French candidates disappear from screens

2012-03-28 17:27

Paris - Like most modern election races, the start of France's presidential battle was dominated by televised rallies and debates but, with four weeks to go, the candidates are disappearing from screens.

French election law obliges broadcasters to respect a strict parity in the amount of time accorded to each of the 10 candidates on the ballot for the April 22 first round of voting, regardless of their real chances.

So, with the official campaign under way, anti-capitalist revolutionary Philippe Poutou - trailing with less than 0.5% in opinion polls - enjoys as much airtime as the Socialist frontrunner Francois Hollande.

Centre-right incumbent Nicolas Sarkozy is allowed a little more space if he is making a presidential statement on government or national business, but his hours-long campaign rallies are no longer carried live.

On Tuesday, no less than three channels accorded conspiracy theorist Jacques Cheminade interviews - in one of which he compared US President Barack Obama to Adolf Hitler - in order to fulfil their fair-play requirement.

In February, nine broadcasting news directors signed a joint protest.

Journalistic criteria

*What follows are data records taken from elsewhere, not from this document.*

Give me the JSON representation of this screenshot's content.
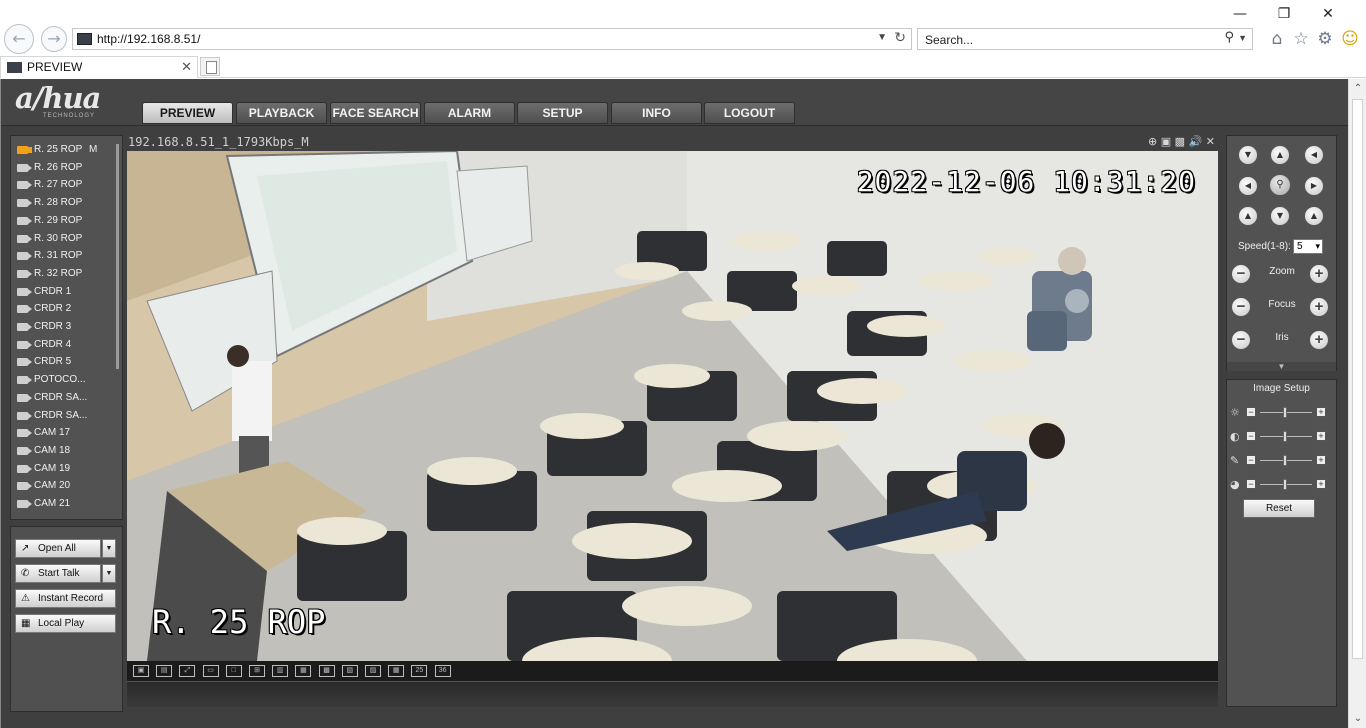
{
  "browser": {
    "url": "http://192.168.8.51/",
    "search_placeholder": "Search...",
    "tab_title": "PREVIEW"
  },
  "nav": {
    "tabs": [
      "PREVIEW",
      "PLAYBACK",
      "FACE SEARCH",
      "ALARM",
      "SETUP",
      "INFO",
      "LOGOUT"
    ],
    "active": "PREVIEW"
  },
  "channels": [
    {
      "label": "R. 25 ROP",
      "mode": "M",
      "active": true
    },
    {
      "label": "R. 26 ROP"
    },
    {
      "label": "R. 27 ROP"
    },
    {
      "label": "R. 28 ROP"
    },
    {
      "label": "R. 29 ROP"
    },
    {
      "label": "R. 30 ROP"
    },
    {
      "label": "R. 31 ROP"
    },
    {
      "label": "R. 32 ROP"
    },
    {
      "label": "CRDR 1"
    },
    {
      "label": "CRDR 2"
    },
    {
      "label": "CRDR 3"
    },
    {
      "label": "CRDR 4"
    },
    {
      "label": "CRDR 5"
    },
    {
      "label": "POTOCO..."
    },
    {
      "label": "CRDR SA..."
    },
    {
      "label": "CRDR SA..."
    },
    {
      "label": "CAM 17"
    },
    {
      "label": "CAM 18"
    },
    {
      "label": "CAM 19"
    },
    {
      "label": "CAM 20"
    },
    {
      "label": "CAM 21"
    }
  ],
  "actions": {
    "open_all": "Open All",
    "start_talk": "Start Talk",
    "instant_record": "Instant Record",
    "local_play": "Local Play"
  },
  "video": {
    "stream_label": "192.168.8.51_1_1793Kbps_M",
    "osd_time": "2022-12-06 10:31:20",
    "osd_name": "R. 25 ROP"
  },
  "split_modes": [
    "1x1",
    "2x2",
    "fit",
    "wide",
    "1",
    "4",
    "6",
    "8",
    "9",
    "13",
    "16",
    "20",
    "25",
    "36"
  ],
  "ptz": {
    "speed_label": "Speed(1-8):",
    "speed_value": "5",
    "zoom_label": "Zoom",
    "focus_label": "Focus",
    "iris_label": "Iris"
  },
  "image_setup": {
    "title": "Image Setup",
    "reset_label": "Reset",
    "rows": [
      "brightness-icon",
      "contrast-icon",
      "saturation-icon",
      "hue-icon"
    ]
  }
}
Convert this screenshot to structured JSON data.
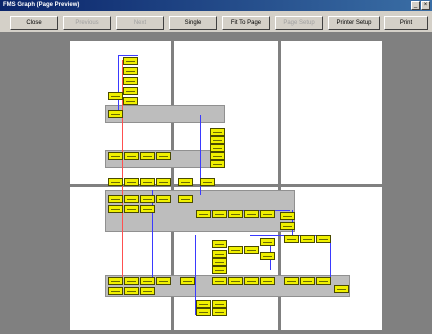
{
  "window": {
    "title": "FMS Graph (Page Preview)"
  },
  "toolbar": {
    "close_label": "Close",
    "previous_label": "Previous",
    "next_label": "Next",
    "single_label": "Single",
    "fit_label": "Fit To Page",
    "page_setup_label": "Page Setup",
    "printer_setup_label": "Printer Setup",
    "print_label": "Print"
  }
}
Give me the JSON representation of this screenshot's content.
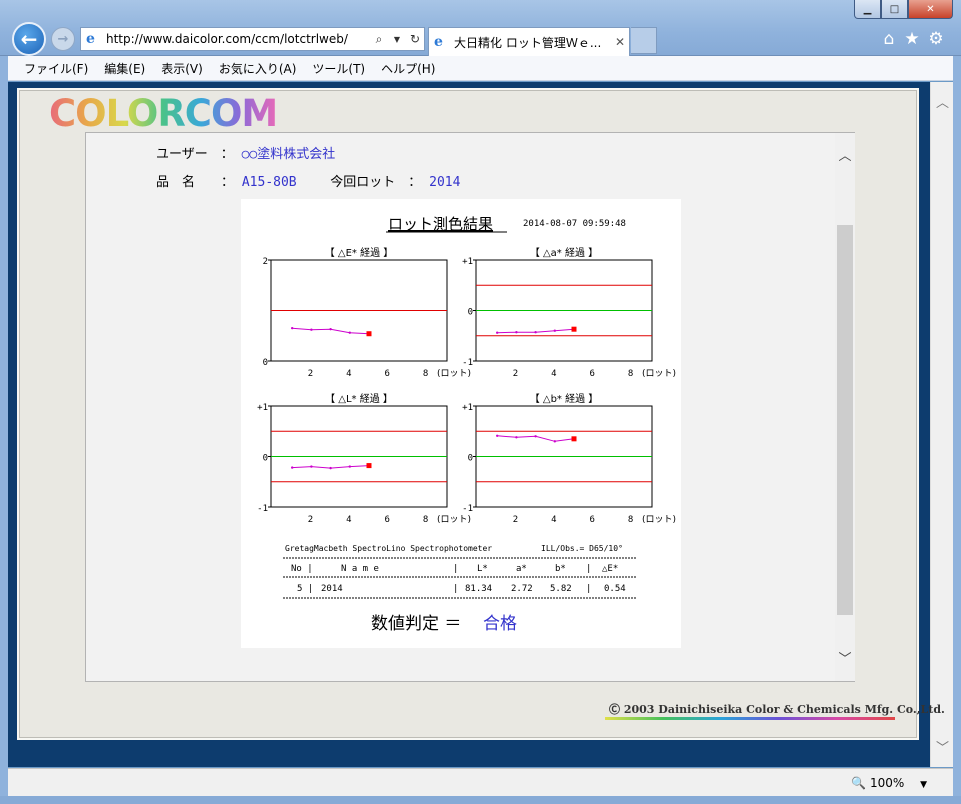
{
  "window": {
    "minimize_glyph": "▁",
    "maximize_glyph": "□",
    "close_glyph": "✕"
  },
  "nav": {
    "address_url": "http://www.daicolor.com/ccm/lotctrlweb/",
    "tab_title": "大日精化 ロット管理Ｗｅ...",
    "back_icon": "arrow-left-icon",
    "forward_icon": "arrow-right-icon"
  },
  "menubar": [
    "ファイル(F)",
    "編集(E)",
    "表示(V)",
    "お気に入り(A)",
    "ツール(T)",
    "ヘルプ(H)"
  ],
  "logo": "COLORCOM",
  "info": {
    "user_label": "ユーザー　：",
    "user_value": "○○塗料株式会社",
    "product_label": "品　名　　：",
    "product_value": "A15-80B",
    "lot_label": "今回ロット　：",
    "lot_value": "2014"
  },
  "report": {
    "title": "ロット測色結果",
    "timestamp": "2014-08-07 09:59:48",
    "instrument": "GretagMacbeth SpectroLino Spectrophotometer",
    "illuminant": "ILL/Obs.= D65/10°",
    "table": {
      "headers": [
        "No |",
        "N a m e",
        "|",
        "L*",
        "a*",
        "b*",
        "|",
        "△E*"
      ],
      "row": [
        "5 |",
        "2014",
        "|",
        "81.34",
        "2.72",
        "5.82",
        "|",
        "0.54"
      ]
    },
    "judgement_label": "数値判定 ＝",
    "judgement_value": "合格",
    "colors": {
      "limit": "#e00000",
      "center": "#00c000",
      "series": "#cc00cc",
      "last_point": "#ff0000",
      "judgement": "#3333cc"
    }
  },
  "chart_data": [
    {
      "type": "line",
      "title": "【 △E* 経過 】",
      "xlabel": "(ロット)",
      "xticks": [
        2,
        4,
        6,
        8
      ],
      "yticks": [
        "2",
        "0"
      ],
      "xlim": [
        0,
        10
      ],
      "ylim": [
        0,
        2
      ],
      "limits": [
        1.0
      ],
      "center": null,
      "series": [
        {
          "x": [
            1,
            2,
            3,
            4,
            5
          ],
          "y": [
            0.65,
            0.62,
            0.63,
            0.56,
            0.54
          ]
        }
      ]
    },
    {
      "type": "line",
      "title": "【 △a* 経過 】",
      "xlabel": "(ロット)",
      "xticks": [
        2,
        4,
        6,
        8
      ],
      "yticks": [
        "+1",
        "0",
        "-1"
      ],
      "xlim": [
        0,
        10
      ],
      "ylim": [
        -1,
        1
      ],
      "limits": [
        0.5,
        -0.5
      ],
      "center": 0,
      "series": [
        {
          "x": [
            1,
            2,
            3,
            4,
            5
          ],
          "y": [
            -0.44,
            -0.43,
            -0.43,
            -0.4,
            -0.37
          ]
        }
      ]
    },
    {
      "type": "line",
      "title": "【 △L* 経過 】",
      "xlabel": "(ロット)",
      "xticks": [
        2,
        4,
        6,
        8
      ],
      "yticks": [
        "+1",
        "0",
        "-1"
      ],
      "xlim": [
        0,
        10
      ],
      "ylim": [
        -1,
        1
      ],
      "limits": [
        0.5,
        -0.5
      ],
      "center": 0,
      "series": [
        {
          "x": [
            1,
            2,
            3,
            4,
            5
          ],
          "y": [
            -0.22,
            -0.2,
            -0.23,
            -0.2,
            -0.18
          ]
        }
      ]
    },
    {
      "type": "line",
      "title": "【 △b* 経過 】",
      "xlabel": "(ロット)",
      "xticks": [
        2,
        4,
        6,
        8
      ],
      "yticks": [
        "+1",
        "0",
        "-1"
      ],
      "xlim": [
        0,
        10
      ],
      "ylim": [
        -1,
        1
      ],
      "limits": [
        0.5,
        -0.5
      ],
      "center": 0,
      "series": [
        {
          "x": [
            1,
            2,
            3,
            4,
            5
          ],
          "y": [
            0.41,
            0.38,
            0.4,
            0.3,
            0.35
          ]
        }
      ]
    }
  ],
  "copyright": "Ⓒ 2003 Dainichiseika Color & Chemicals Mfg. Co.,Ltd.",
  "status": {
    "zoom": "100%"
  }
}
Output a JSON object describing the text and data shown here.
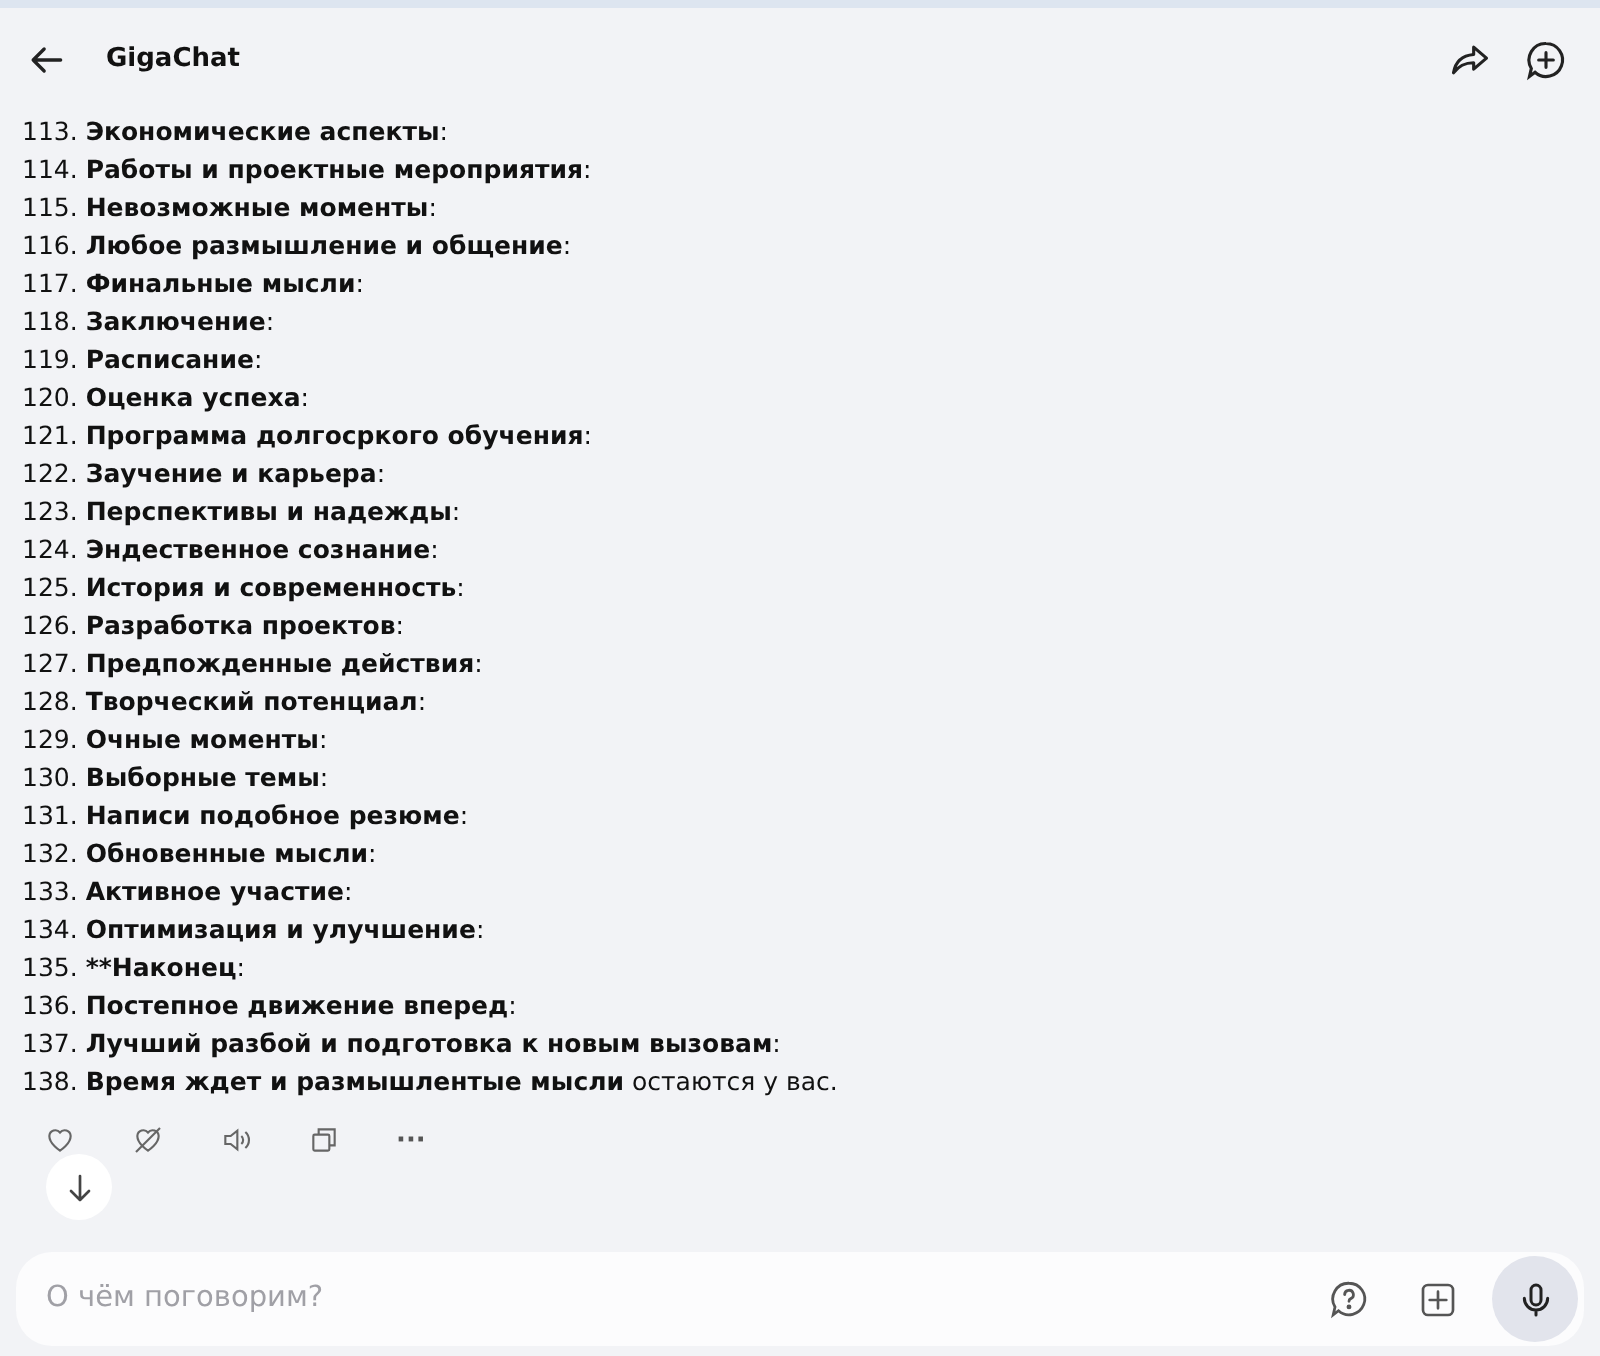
{
  "header": {
    "title": "GigaChat"
  },
  "items": [
    {
      "number": "113.",
      "title": "Экономические аспекты",
      "rest": ":"
    },
    {
      "number": "114.",
      "title": "Работы и проектные мероприятия",
      "rest": ":"
    },
    {
      "number": "115.",
      "title": "Невозможные моменты",
      "rest": ":"
    },
    {
      "number": "116.",
      "title": "Любое размышление и общение",
      "rest": ":"
    },
    {
      "number": "117.",
      "title": "Финальные мысли",
      "rest": ":"
    },
    {
      "number": "118.",
      "title": "Заключение",
      "rest": ":"
    },
    {
      "number": "119.",
      "title": "Расписание",
      "rest": ":"
    },
    {
      "number": "120.",
      "title": "Оценка успеха",
      "rest": ":"
    },
    {
      "number": "121.",
      "title": "Программа долгосркого обучения",
      "rest": ":"
    },
    {
      "number": "122.",
      "title": "Заучение и карьера",
      "rest": ":"
    },
    {
      "number": "123.",
      "title": "Перспективы и надежды",
      "rest": ":"
    },
    {
      "number": "124.",
      "title": "Эндественное сознание",
      "rest": ":"
    },
    {
      "number": "125.",
      "title": "История и современность",
      "rest": ":"
    },
    {
      "number": "126.",
      "title": "Разработка проектов",
      "rest": ":"
    },
    {
      "number": "127.",
      "title": "Предпожденные действия",
      "rest": ":"
    },
    {
      "number": "128.",
      "title": "Творческий потенциал",
      "rest": ":"
    },
    {
      "number": "129.",
      "title": "Очные моменты",
      "rest": ":"
    },
    {
      "number": "130.",
      "title": "Выборные темы",
      "rest": ":"
    },
    {
      "number": "131.",
      "title": "Написи подобное резюме",
      "rest": ":"
    },
    {
      "number": "132.",
      "title": "Обновенные мысли",
      "rest": ":"
    },
    {
      "number": "133.",
      "title": "Активное участие",
      "rest": ":"
    },
    {
      "number": "134.",
      "title": "Оптимизация и улучшение",
      "rest": ":"
    },
    {
      "number": "135.",
      "title": "**Наконец",
      "rest": ":"
    },
    {
      "number": "136.",
      "title": "Постепное движение вперед",
      "rest": ":"
    },
    {
      "number": "137.",
      "title": "Лучший разбой и подготовка к новым вызовам",
      "rest": ":"
    },
    {
      "number": "138.",
      "title": "Время ждет и размышлентые мысли",
      "rest": " остаются у вас."
    }
  ],
  "more_glyph": "···",
  "input": {
    "placeholder": "О чём поговорим?"
  }
}
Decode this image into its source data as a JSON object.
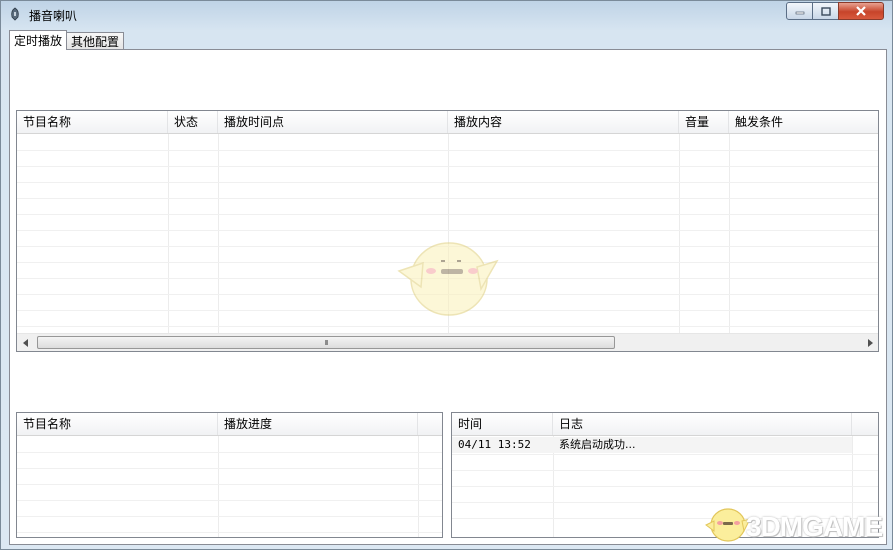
{
  "window": {
    "title": "播音喇叭"
  },
  "tabs": [
    {
      "label": "定时播放",
      "active": true
    },
    {
      "label": "其他配置",
      "active": false
    }
  ],
  "schedule_table": {
    "columns": [
      "节目名称",
      "状态",
      "播放时间点",
      "播放内容",
      "音量",
      "触发条件"
    ],
    "rows": []
  },
  "progress_table": {
    "columns": [
      "节目名称",
      "播放进度"
    ],
    "rows": []
  },
  "log_table": {
    "columns": [
      "时间",
      "日志"
    ],
    "rows": [
      {
        "time": "04/11 13:52",
        "message": "系统启动成功..."
      }
    ]
  },
  "scroll_grip": "III",
  "watermark": {
    "text": "3DMGAME"
  },
  "colors": {
    "accent": "#3a86c8",
    "close_button": "#c7442a",
    "grid_border": "#828790"
  }
}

"This situation does not exist among our European partners, which are no less democratic than France, and does not concern the press nor the internet, which are just as important news sources as broadcasters," they complained.

Several networks have complained that they are no longer able to judge items according to their usual journalistic criteria, prioritising appearances by candidates who have a chance of putting their agendas into action.

Hollande has enjoyed a clear lead in opinion polls for several months, although Sarkozy remains an able campaigner and some surveys show him drawing level as polling day nears, at least in first round voting intentions.

Once the first round hurdle is out of the way, the two frontrunners will enjoy two weeks of shared blanket television coverage including head-to-head debates. Until then, they jostle for space with the 0.5 percenters.

The candidates knew the rules, however, and some played their cards well. Sarkozy, in particular, made sure that he held his first major rallies well before the official campaign. Rolling news networks carried them live.

Jean-Luc Melenchon, candidate of a "Left Front" coalition including the Communists, held a successful televised rally in Paris' iconic Place de la Bastille just before the deadline and won a significant bump in the polls.

Protecting debate

But centrist Francois Bayrou held a major set-piece event last weekend in a bid to re-launch his flagging challenge, and was barely seen or heard outside the Zenith conference hall in Paris.

"We're covering less politics, it's totally absurd," declared Arlette Chabot, news director of private radio station Europe 1.

But not everyone agrees the rules are wrong. Social scientist Dominique Wolton argues the rule protects a debate of ideas and tests the candidates' ability to renew their message over the long-haul to polling day.

"It is mainly the 24-hour rolling news channels, who are fiercely competitive, that complain," he said. "These networks don't hesitate to broadcast footage provided by the candidates themselves."

For Wolton, the fairness rules protect the minor candidates' messages from being entirely drowned out by showmanship of the big party machines.

And events can always intrude. Last week France was shaken by a series of murders by an Islamist extremist and his subsequent death in a hail of police bullets - news that would dominate broadcasts at any time.

No maths shake-up

Sarkozy, as the still serving head of state, was able to legitimately take to the airwaves to speak on behalf of the nation at ceremonies of remembrance and to declare new security measures.

Pollsters said however that the attacks do not seem to have shaken up the electoral maths. Most voters surveyed continue to regard jobs and household spending power as the main issues, areas where Hollande is strong.

Frederic Dabi of the polling institute Ifop confirmed that the rules of the official campaign period tended to help the trailing pack reinforce their first round scores, but do not seem to reverse earlier electoral logic.

And while the television and radio exchanges might become a little muted, the political debate rages on in the press and on the internet.